Top Stories

HOUSING: California Senate Housing Committee chair Nancy Skinner (D) has introduced legislation to ban real estate investment trusts and institutional investors from buying single-family homes. Democrats in several other states have introduced measures aimed at blocking Wall Street from buying single-family homes, though none have yet passed. (Pluribus News)

IMMIGRATION: The U.S. Supreme Court placed a hold on a new Texas law that allows state law enforcement officials to arrest undocumented immigrants and order them to leave the country. Justice Samuel Alito ordered the law shelved for a week while the high court considers arguments in the case. (Associated Press) Arizona Gov. Katie Hobbs (D) vetoed legislation that would have allowed Arizona law enforcement to arrest and detain undocumented immigrants. (Arizona Republic)

SOCIAL MEDIA: The Florida Senate has approved revised legislation blocking those under 14 from owning a social media account. The revised measure allows 14-15 year olds to have an account with parental permission. The new bill allows social media platforms to use “standard or anonymous” age verification tools to protect privacy. (WLRN)

TECHNOLOGY: The Oregon legislature has given final approval to a bill that would allow consumers the legal right to fix home electronics. The right-to-repair bill requires manufacturers to provide access to tools, parts and manuals required to repair electronics. (Oregonian)

Oregon will become the fifth state with right-to-repair laws on the books, after California, Colorado, Minnesota and New York.

AGRICULTURE: South Dakota Gov. Kristi Noem (R) has signed legislation banning ownership of agricultural land by people, companies and governments from China, Russia, Iran, North Korea, Cuba and Venezuela. The law expands an existing ban that barred foreign ownership of more than 160 acres of ag land. (South Dakota Searchlight)

CRIMINAL JUSTICE: The Iowa House approved legislation that would result in first-degree murder charges for a dealer who supplies fentanyl-laced drugs to someone who subsequently overdoses. Conviction would carry a mandatory life sentence. The sentence would apply even to those who didn’t know the drugs were laced with fentanyl. (Iowa Capital Dispatch)

MORE: Washington lawmakers approved a voter-initiated petition to allow police greater ability to pursue people in vehicles. The law means officers would no longer need reasonable suspicion that someone inside the vehicle has committed violent crimes. (Associated Press)

PUBLIC HEALTH: The Indiana Senate has given final approval to a measure that would allow parents to sue pornographic websites if their children get past age verification barriers. The bill would require those sites to verify a user’s age, with fines of up to $5,000. (Indianapolis Star)

ECONOMY: The Iowa House approved legislation that will bar local governments from adopting or enforcing guaranteed income programs.
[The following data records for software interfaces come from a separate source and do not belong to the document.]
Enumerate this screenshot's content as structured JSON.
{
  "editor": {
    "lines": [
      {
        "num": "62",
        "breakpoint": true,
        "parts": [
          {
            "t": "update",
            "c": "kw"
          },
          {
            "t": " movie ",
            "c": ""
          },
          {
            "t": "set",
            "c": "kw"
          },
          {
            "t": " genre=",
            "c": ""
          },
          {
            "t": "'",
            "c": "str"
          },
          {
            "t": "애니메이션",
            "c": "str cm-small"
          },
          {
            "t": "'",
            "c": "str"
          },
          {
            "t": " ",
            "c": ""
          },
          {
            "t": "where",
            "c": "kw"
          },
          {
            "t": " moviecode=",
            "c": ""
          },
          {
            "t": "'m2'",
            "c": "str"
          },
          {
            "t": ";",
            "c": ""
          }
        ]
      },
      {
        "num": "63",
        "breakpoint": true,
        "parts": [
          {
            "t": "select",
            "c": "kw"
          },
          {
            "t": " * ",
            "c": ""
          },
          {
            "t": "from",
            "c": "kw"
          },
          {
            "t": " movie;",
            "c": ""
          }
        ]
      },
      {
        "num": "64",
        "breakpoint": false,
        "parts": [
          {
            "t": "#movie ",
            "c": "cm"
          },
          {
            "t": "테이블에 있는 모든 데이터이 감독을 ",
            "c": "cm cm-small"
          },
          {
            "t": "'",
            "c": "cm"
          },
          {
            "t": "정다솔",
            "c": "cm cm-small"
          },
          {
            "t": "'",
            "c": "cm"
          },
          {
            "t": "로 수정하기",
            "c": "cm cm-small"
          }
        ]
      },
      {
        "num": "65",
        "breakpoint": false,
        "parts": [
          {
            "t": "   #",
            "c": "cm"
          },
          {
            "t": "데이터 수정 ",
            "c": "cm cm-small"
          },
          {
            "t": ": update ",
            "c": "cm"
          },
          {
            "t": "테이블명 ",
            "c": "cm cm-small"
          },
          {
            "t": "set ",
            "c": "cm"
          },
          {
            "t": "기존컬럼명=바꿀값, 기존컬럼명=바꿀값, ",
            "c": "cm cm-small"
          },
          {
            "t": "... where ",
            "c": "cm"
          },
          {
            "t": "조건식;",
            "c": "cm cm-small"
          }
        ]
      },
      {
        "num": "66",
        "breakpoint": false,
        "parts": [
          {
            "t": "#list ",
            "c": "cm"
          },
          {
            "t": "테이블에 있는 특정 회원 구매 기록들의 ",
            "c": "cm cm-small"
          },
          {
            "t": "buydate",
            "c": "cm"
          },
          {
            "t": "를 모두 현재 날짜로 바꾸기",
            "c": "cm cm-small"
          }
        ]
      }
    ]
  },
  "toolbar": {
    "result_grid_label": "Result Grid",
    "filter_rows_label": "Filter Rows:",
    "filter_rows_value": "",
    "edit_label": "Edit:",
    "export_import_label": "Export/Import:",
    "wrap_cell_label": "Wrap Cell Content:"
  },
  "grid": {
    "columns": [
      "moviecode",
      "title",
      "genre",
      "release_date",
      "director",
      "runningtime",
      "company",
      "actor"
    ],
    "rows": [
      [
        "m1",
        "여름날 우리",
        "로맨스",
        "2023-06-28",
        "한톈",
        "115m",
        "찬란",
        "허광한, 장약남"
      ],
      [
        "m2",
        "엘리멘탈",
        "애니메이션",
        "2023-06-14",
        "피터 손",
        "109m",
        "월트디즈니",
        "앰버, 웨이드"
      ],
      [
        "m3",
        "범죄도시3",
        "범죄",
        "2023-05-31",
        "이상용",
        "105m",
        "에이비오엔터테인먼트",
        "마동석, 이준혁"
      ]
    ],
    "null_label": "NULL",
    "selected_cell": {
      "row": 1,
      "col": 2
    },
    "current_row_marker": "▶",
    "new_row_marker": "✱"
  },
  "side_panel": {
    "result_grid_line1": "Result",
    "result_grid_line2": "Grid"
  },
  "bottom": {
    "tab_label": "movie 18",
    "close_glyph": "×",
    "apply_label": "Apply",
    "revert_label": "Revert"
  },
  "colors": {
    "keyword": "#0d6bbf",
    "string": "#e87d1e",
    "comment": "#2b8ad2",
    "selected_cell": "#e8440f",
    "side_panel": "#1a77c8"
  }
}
The bill targets a Polk County (Des Moines) pilot program that provides 110 people with $500 a month. (Des Moines Register)
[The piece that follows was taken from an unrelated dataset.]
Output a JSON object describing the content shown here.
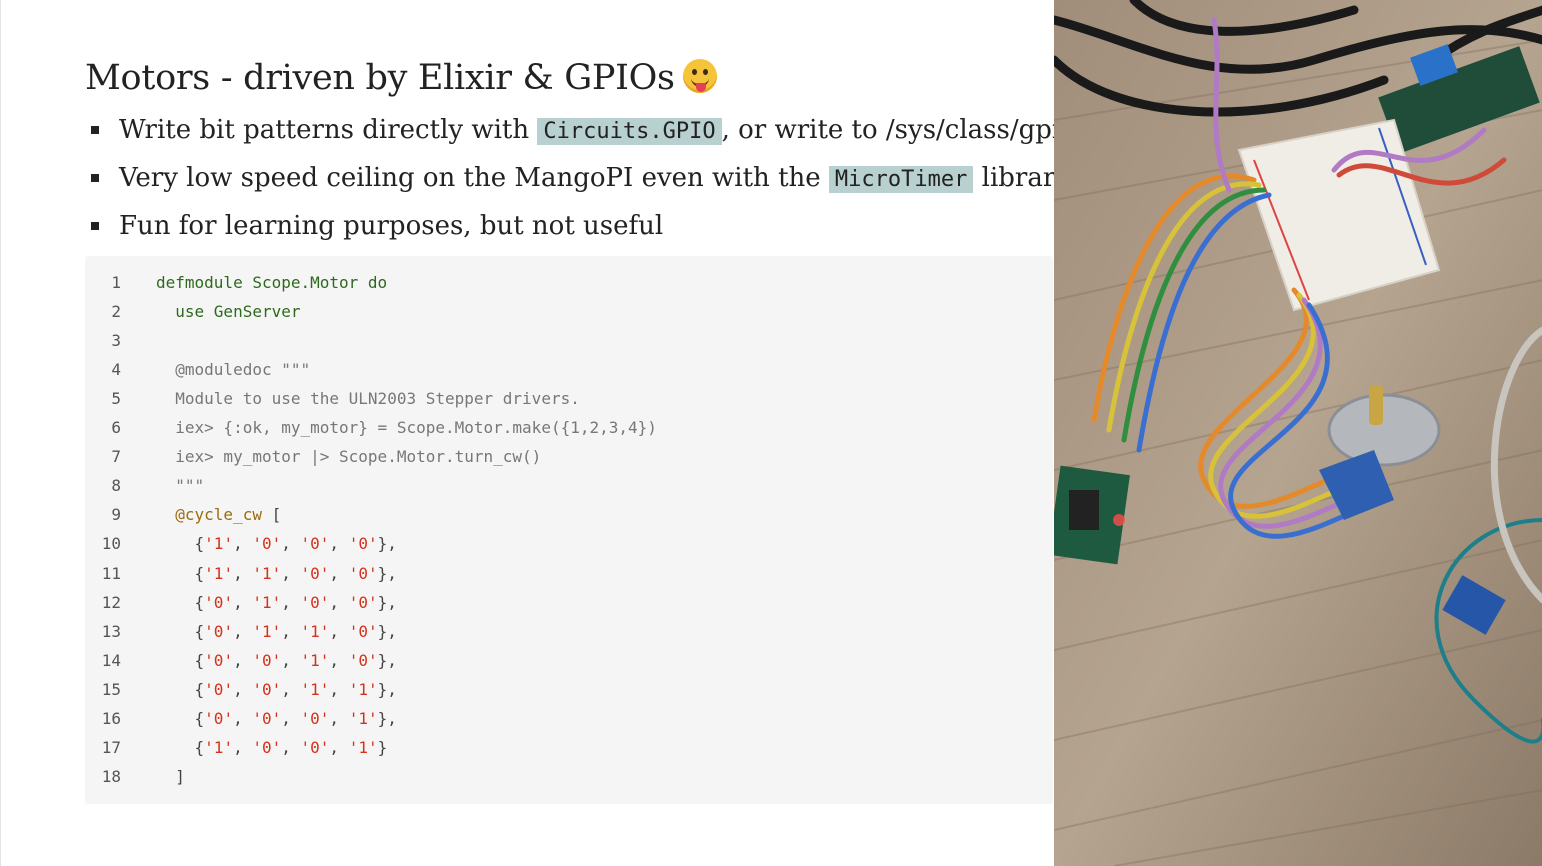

Guaranteed income pilot programs are in effect in about 30 municipalities and regions across the state, according to Stanford’s Basic Income Lab.

In Politics & Business
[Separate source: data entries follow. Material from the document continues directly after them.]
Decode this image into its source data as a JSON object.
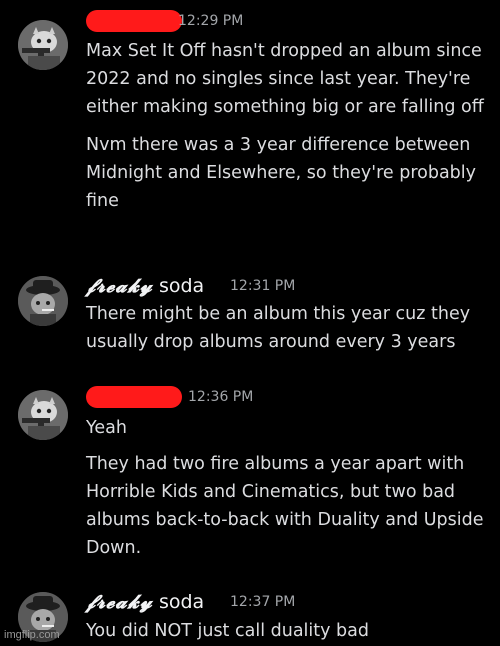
{
  "messages": [
    {
      "author_redacted": true,
      "time": "12:29 PM",
      "lines": [
        "Max Set It Off hasn't dropped an album since 2022 and no singles since last year. They're either making something big or are falling off",
        "Nvm there was a 3 year difference between Midnight and Elsewhere, so they're probably fine"
      ]
    },
    {
      "author_fancy": "𝓯𝓻𝓮𝓪𝓴𝔂",
      "author_plain": "soda",
      "time": "12:31 PM",
      "lines": [
        "There might be an album this year cuz they usually drop albums around every 3 years"
      ]
    },
    {
      "author_redacted": true,
      "time": "12:36 PM",
      "lines": [
        "Yeah",
        "They had two fire albums a year apart with Horrible Kids and Cinematics, but two bad albums back-to-back with Duality and Upside Down."
      ]
    },
    {
      "author_fancy": "𝓯𝓻𝓮𝓪𝓴𝔂",
      "author_plain": "soda",
      "time": "12:37 PM",
      "lines": [
        "You did NOT just call duality bad"
      ]
    }
  ],
  "watermark": "imgflip.com",
  "colors": {
    "background": "#000000",
    "text": "#dcdde0",
    "timestamp": "#a3a6aa",
    "redaction": "#ff1a1a"
  },
  "icons": {
    "user1_avatar": "avatar-cat-with-gun-icon",
    "user2_avatar": "avatar-cat-with-hat-icon"
  }
}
SUPER TUESDAY: Voters head to the polls today in (deep breath) Alabama, Alaska, American Samoa, Arkansas, California, Colorado, Hawaii, Kansas, Maine, Massachusetts, Minnesota, North Carolina, Oklahoma, Tennessee, Texas, Utah, Vermont and Virginia.

Key races we’re watching: The GOP gubernatorial primary in North Carolina, where Lt. Gov. Mark Robinson (R) is likely to face Attorney General Josh Stein (D) in November. Texas legislative primaries, where Gov. Greg Abbott (R) and allies have spent millions opposing state legislators who voted down his education savings plans. And California, where Gov. Gavin Newsom’s (D) mammoth mental health proposal, Prop. 1, is up for a vote.

PEOPLE: Washington Senate Majority Leader Andy Billig (D) will not seek re-election this year. Billig served 14 years in the legislature. (Seattle Times)

MORE: Oklahoma Rep. Kyle Hilbert (R) will take a place in history when he takes over the Speaker’s gavel next year: He’ll be just 30 years old, making him the second-youngest person ever to lead a state House in American history. (KGOU)

We feel old.

By The Numbers

105,012: The number of public and shared private electric vehicle chargers in California, the first state to top six figures. Los Angeles County has more than 30,000 chargers alone. (California Energy Commission)

$700 million: The amount the Kansas City Royals say they need from the city and Missouri to fund a new ballpark. Jackson County voters will be asked to approve upwards of $1 billion in sales tax hikes to help both the Royals and the NFL’s Chiefs build new stadiums. (Missouri Independent)

300,000 to 1 million: The range of estimates of the number of tourists who will flock to Arkansas on April 8 to view the total solar eclipse. Gov. Sarah Huckabee Sanders (R) said it would amount to one of the largest tourism events in state history. (Talk Business & Politics)

Off The Wall

South Dakota Sen. Tom Pischke (R) has been banned from the floor of the House of Representatives for the remainder of the session after he placed a bottle of syrup on the desk of Rep. Kristin Conzet (R). Conzet helped defeat Pischke’s resolution to honor the late Nancy Green, whose likeness was used to create the Aunt Jemima character. (South Dakota Searchlight)

A Southern California man has been arrested on suspicion of smuggling refrigerants into the U.S. from Mexico, making him the first person charged with violating regulations intended to curb the use of greenhouse gasses. (Associated Press)

Library scofflaws in Worcester, Mass., can now get their suspended library cards replaced if they bring in a photograph, drawing or magazine clipping of a cat. The program, dubbed March Meowness, is a way for the library to forgive those who misplaced or damaged a book without forcing them to pay for it. (New York Times)

Quote of the Day

“You’re averaging 4 minutes a bill. You do the math.”

Arizona House Speaker Pro Tem Travis Grantham (R), who has instituted a shot clock — like those in a basketball game — that counts down the number of bills left to be considered in a given day. Grantham uses the clock to keep legislators concise in their remarks. (Arizona Republic)